__EXERCISE REQUIREMENTS__: Using the entries below, show all lines with the string "package".

__MATERIAL FOR THIS EXERCISE__:
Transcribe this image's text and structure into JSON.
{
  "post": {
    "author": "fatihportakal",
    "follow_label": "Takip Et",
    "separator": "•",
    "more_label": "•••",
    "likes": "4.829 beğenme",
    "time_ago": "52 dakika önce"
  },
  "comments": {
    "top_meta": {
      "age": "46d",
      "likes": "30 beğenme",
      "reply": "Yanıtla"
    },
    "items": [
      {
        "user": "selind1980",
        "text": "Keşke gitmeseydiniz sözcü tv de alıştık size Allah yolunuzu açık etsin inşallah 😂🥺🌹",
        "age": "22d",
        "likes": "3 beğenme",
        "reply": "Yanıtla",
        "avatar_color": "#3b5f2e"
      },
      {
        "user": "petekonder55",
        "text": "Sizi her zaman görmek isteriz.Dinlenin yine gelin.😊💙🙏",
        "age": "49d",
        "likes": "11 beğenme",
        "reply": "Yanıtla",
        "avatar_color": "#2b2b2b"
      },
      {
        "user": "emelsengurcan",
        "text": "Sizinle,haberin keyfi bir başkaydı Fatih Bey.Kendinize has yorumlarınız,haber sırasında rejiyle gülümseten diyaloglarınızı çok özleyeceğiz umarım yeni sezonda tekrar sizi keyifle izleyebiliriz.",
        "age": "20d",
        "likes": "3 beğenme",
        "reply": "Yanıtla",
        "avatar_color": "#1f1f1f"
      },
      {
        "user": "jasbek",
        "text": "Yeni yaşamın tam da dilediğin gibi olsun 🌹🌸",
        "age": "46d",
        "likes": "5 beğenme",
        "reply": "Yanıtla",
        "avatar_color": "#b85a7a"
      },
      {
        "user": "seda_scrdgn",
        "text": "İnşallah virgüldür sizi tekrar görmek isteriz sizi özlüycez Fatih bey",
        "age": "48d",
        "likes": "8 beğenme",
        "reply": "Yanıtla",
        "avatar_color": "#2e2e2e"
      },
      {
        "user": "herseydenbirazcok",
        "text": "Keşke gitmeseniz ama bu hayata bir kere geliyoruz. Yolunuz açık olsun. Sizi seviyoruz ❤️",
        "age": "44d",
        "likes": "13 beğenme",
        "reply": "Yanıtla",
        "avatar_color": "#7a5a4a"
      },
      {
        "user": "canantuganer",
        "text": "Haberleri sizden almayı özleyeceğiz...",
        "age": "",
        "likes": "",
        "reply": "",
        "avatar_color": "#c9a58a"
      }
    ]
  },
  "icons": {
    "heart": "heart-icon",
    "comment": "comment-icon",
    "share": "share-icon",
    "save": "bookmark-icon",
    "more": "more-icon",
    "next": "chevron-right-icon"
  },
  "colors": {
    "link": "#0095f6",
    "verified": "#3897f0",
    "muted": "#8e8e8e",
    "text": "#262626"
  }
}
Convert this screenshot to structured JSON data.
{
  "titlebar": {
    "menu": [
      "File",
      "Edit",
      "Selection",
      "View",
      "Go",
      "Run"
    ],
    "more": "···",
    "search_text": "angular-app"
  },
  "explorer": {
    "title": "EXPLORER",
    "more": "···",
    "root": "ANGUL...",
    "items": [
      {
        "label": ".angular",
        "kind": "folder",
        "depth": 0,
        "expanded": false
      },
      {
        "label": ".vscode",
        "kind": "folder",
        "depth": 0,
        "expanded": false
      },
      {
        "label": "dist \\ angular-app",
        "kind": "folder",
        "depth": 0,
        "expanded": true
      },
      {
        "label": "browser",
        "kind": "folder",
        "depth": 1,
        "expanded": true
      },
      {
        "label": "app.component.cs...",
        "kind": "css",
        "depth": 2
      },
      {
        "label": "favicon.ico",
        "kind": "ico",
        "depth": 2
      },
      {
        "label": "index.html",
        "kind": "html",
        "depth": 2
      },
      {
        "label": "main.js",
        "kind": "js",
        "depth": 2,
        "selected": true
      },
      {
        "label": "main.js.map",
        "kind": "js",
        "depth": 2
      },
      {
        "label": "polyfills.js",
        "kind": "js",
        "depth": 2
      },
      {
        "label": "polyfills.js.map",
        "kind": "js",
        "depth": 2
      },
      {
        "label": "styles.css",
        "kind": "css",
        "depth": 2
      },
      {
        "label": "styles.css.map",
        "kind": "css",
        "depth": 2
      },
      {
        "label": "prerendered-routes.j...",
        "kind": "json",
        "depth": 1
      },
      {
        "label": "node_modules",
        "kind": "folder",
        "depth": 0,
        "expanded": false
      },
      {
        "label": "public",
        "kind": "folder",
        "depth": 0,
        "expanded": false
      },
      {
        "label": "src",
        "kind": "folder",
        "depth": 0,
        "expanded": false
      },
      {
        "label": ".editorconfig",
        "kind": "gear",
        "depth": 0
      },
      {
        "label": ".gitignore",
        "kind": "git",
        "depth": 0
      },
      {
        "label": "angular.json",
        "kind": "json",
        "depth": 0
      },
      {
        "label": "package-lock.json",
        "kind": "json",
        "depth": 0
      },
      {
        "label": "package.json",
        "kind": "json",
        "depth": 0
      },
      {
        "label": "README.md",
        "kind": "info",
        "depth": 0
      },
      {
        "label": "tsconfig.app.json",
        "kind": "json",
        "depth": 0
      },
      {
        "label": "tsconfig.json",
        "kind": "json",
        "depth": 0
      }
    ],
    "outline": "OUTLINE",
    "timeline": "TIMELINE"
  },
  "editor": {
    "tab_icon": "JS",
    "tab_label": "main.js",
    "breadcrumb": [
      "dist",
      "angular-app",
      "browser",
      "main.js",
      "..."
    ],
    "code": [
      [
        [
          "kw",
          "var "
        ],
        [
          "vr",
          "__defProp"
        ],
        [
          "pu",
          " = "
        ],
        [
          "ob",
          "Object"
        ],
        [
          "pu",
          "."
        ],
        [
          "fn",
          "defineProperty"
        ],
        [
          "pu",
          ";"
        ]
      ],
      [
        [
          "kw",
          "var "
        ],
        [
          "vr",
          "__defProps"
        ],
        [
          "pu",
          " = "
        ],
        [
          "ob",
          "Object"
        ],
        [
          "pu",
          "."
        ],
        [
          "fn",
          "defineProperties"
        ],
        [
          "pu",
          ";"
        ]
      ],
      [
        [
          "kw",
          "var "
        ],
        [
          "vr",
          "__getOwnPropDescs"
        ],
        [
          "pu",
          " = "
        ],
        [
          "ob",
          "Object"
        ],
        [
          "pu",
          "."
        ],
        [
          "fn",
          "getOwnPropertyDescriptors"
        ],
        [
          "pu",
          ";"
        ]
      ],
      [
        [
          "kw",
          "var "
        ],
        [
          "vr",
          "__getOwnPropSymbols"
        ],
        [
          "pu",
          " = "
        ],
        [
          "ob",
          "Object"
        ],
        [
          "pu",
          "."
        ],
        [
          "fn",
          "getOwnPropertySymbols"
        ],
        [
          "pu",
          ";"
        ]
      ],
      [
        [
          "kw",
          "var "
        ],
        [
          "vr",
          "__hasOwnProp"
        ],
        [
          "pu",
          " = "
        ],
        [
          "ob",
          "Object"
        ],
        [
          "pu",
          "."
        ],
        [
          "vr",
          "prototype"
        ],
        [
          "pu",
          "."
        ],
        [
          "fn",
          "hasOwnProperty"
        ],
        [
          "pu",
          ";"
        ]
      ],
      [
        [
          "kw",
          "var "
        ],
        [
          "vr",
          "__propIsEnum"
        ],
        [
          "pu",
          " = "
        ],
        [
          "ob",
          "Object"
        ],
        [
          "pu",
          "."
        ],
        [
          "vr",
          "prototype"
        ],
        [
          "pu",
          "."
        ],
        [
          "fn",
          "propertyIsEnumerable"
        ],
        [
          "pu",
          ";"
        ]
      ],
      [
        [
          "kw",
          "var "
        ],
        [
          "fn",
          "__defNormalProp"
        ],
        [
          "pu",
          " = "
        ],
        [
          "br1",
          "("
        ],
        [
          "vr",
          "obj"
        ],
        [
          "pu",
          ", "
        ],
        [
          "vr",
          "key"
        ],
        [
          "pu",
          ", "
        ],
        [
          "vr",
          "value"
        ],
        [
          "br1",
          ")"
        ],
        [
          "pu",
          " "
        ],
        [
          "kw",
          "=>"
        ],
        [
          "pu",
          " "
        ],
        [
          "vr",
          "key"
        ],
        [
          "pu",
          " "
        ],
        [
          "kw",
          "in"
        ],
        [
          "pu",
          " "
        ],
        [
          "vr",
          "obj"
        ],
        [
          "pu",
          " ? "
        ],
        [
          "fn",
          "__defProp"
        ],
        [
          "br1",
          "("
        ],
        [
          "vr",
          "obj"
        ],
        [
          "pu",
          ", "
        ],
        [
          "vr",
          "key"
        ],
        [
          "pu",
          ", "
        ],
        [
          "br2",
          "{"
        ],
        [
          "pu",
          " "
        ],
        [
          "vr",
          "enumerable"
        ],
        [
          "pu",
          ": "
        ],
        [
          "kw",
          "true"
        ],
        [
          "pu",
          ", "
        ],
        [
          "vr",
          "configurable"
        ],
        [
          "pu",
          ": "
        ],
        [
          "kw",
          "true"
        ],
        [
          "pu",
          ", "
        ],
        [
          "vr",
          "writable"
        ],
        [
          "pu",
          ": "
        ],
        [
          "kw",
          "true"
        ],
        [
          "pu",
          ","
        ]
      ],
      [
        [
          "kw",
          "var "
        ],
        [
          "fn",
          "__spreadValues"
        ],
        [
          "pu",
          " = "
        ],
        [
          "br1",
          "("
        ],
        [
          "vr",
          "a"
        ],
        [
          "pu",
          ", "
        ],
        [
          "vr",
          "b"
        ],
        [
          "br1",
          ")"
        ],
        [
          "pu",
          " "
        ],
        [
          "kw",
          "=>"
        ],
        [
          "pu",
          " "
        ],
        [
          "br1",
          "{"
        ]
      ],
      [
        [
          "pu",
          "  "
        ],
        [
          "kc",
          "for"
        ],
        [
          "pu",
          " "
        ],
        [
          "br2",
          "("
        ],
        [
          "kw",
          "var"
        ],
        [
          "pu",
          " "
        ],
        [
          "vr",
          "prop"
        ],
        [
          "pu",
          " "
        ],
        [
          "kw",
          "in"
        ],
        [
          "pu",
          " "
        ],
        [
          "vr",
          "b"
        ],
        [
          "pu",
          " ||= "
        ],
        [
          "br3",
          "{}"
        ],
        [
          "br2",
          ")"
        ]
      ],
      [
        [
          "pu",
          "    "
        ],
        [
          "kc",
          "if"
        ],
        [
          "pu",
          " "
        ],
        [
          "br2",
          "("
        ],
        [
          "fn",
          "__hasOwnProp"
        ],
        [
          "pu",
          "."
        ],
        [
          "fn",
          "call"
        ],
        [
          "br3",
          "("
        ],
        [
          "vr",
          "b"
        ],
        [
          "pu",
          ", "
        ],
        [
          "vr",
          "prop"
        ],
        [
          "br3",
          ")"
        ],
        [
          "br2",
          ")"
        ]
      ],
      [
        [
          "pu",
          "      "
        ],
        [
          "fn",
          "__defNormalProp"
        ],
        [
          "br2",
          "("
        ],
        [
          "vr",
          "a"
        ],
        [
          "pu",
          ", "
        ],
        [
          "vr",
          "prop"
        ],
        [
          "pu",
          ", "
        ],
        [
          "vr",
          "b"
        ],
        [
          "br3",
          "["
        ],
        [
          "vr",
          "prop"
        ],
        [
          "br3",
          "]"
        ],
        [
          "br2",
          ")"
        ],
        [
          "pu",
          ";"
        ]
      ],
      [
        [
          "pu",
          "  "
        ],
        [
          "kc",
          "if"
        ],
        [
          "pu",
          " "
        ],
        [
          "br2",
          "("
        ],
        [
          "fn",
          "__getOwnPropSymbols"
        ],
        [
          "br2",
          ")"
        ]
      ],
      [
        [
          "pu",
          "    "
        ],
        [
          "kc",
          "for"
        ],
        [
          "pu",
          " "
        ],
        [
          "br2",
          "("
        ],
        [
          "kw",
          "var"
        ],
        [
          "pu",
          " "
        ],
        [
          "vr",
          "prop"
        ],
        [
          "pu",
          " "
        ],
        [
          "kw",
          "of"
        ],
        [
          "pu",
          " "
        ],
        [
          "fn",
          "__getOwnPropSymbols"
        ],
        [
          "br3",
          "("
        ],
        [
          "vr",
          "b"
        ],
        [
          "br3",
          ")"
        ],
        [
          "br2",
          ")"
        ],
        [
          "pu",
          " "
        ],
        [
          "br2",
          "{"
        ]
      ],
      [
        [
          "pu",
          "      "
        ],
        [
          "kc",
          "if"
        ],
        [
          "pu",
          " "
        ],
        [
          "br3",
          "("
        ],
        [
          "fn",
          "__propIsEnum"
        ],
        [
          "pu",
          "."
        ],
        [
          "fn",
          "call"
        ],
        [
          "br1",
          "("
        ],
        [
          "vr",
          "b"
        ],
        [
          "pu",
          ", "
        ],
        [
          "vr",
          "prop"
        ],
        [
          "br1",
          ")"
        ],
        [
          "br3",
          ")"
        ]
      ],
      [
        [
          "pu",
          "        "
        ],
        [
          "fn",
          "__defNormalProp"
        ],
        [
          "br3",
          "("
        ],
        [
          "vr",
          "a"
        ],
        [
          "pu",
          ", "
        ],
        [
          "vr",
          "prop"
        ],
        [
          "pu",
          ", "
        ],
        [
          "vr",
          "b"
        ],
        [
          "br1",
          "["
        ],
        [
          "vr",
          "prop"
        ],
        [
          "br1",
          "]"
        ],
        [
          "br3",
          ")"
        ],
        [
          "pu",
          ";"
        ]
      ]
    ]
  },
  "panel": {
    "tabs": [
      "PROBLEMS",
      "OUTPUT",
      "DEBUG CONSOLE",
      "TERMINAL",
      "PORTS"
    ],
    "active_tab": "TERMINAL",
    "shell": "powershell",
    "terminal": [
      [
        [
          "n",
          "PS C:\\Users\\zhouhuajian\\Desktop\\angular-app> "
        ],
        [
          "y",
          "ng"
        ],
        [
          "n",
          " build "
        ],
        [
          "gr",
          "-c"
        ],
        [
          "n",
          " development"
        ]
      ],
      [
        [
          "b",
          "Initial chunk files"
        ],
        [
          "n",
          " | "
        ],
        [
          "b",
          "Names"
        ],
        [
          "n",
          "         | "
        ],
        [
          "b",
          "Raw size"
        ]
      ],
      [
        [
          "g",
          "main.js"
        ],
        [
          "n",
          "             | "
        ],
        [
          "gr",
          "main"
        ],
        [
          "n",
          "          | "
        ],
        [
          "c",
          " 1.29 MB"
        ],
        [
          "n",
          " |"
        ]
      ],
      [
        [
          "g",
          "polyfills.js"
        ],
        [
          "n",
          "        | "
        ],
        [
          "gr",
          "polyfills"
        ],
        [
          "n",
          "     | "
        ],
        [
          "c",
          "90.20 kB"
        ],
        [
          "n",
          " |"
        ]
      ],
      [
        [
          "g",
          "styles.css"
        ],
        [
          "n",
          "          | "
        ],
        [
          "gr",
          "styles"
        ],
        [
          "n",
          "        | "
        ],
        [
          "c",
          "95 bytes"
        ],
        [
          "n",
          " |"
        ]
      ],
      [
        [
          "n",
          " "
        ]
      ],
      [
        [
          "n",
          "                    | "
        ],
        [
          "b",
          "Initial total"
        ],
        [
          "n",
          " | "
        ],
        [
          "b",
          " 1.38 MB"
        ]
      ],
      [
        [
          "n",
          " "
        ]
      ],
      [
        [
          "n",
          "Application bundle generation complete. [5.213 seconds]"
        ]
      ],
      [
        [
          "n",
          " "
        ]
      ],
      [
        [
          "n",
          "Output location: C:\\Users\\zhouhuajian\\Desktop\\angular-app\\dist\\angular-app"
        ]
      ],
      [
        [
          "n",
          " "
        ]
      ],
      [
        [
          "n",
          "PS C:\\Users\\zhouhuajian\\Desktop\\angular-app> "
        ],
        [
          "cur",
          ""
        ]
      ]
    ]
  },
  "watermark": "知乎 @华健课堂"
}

__EXERCISE OUTPUT__:
        "label": "package-lock.json",
        "label": "package.json",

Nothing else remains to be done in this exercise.